I’m at that age where my friends are getting married, having children and, for some, getting divorced and doing it all over again.
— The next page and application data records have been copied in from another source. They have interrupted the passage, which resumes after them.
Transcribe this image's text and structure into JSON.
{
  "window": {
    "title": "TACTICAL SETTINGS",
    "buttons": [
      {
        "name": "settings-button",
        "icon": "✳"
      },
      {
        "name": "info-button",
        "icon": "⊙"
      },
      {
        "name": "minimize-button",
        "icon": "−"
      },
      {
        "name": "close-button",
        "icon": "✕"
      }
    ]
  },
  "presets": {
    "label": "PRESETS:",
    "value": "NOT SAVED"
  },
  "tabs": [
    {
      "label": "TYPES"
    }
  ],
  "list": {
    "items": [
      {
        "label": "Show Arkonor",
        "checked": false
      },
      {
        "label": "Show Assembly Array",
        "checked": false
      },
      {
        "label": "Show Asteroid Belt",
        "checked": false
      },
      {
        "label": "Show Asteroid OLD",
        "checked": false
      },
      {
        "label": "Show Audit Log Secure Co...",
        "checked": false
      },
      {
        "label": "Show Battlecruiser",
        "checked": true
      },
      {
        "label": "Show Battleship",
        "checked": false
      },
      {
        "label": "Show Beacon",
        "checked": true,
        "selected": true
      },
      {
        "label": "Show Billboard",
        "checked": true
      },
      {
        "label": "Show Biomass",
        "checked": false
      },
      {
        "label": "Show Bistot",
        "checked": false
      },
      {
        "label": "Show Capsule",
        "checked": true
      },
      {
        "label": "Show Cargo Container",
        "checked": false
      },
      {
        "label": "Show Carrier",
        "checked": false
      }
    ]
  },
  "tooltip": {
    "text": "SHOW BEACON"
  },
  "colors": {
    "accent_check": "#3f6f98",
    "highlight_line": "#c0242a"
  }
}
In the context of these increasing responsibilities, it’s not surprising that many of my conversations turn to what happens when we die — who takes care of the kids? Who is responsible for our debt? What costs will our family incur? And, most importantly, should we have a will?The answer to the last question is invariably yes, as preparing a will avoids many of the uncertainties that arise when you die “intestate” — the legal term for dying without a valid will. Dying intestate results in delays, increased costs, and often lead to disputes between the deceased’s loved ones. The following problems commonly arise when you die without a will: You won’t have an executor.One of the main purposes of a will is to name an executor. Executors have immediate authority to deal with your property when you die. Without a will, no one has such power until the Yukon Supreme Court appoints an administrator. An application to court takes time, costs money, and can lead to family discord because the person applying to be the administrator must obtain the consent of every person with an equal or prior right to apply. For example, should you die without a will, your child must obtain the consent of her siblings to be appointed as the administrator. If one sibling withholds consent, the courts must resolve the dispute, resulting in additional costs and delays and the possibility of bad blood.There won’t be a guardian.Wills are also used to appoint guardians for minor children. When the parents’ wishes aren’t made known through a will, time and money must be spent on a court application to appoint a guardian. This will make it more likely that disputes will arise regarding whom the guardian should be. No control over distribution of assets.The government has legislated a default estate plan for you, should you die without a will, and that plan may not accord with your wishes. Different rules apply depending on the value of your estate and whether you have a spouse and children. For example, when a person dies intestate, leaving a spouse and children, the entire estate goes to the spouse if the value of the estate is less than $75,000. In this example, your children would receive nothing, which may not be your preferred outcome.No tax planning.For income tax purposes, you are deemed to have sold all of your belongings on the day you die, which often results in your estate accruing capital gains that are taxed and paid by your estate. Estate planning during your lifetime provides many opportunities to reduce capital gains and other taxes payable on your death. Given the uncertainties and problems that arise when you die intestate, everyone with children or assets should undertake estate planning during their lifetime and review the plan periodically.Even the simplest will can avoid the costs, delays, and disputes that inevitably arise when you die intestate.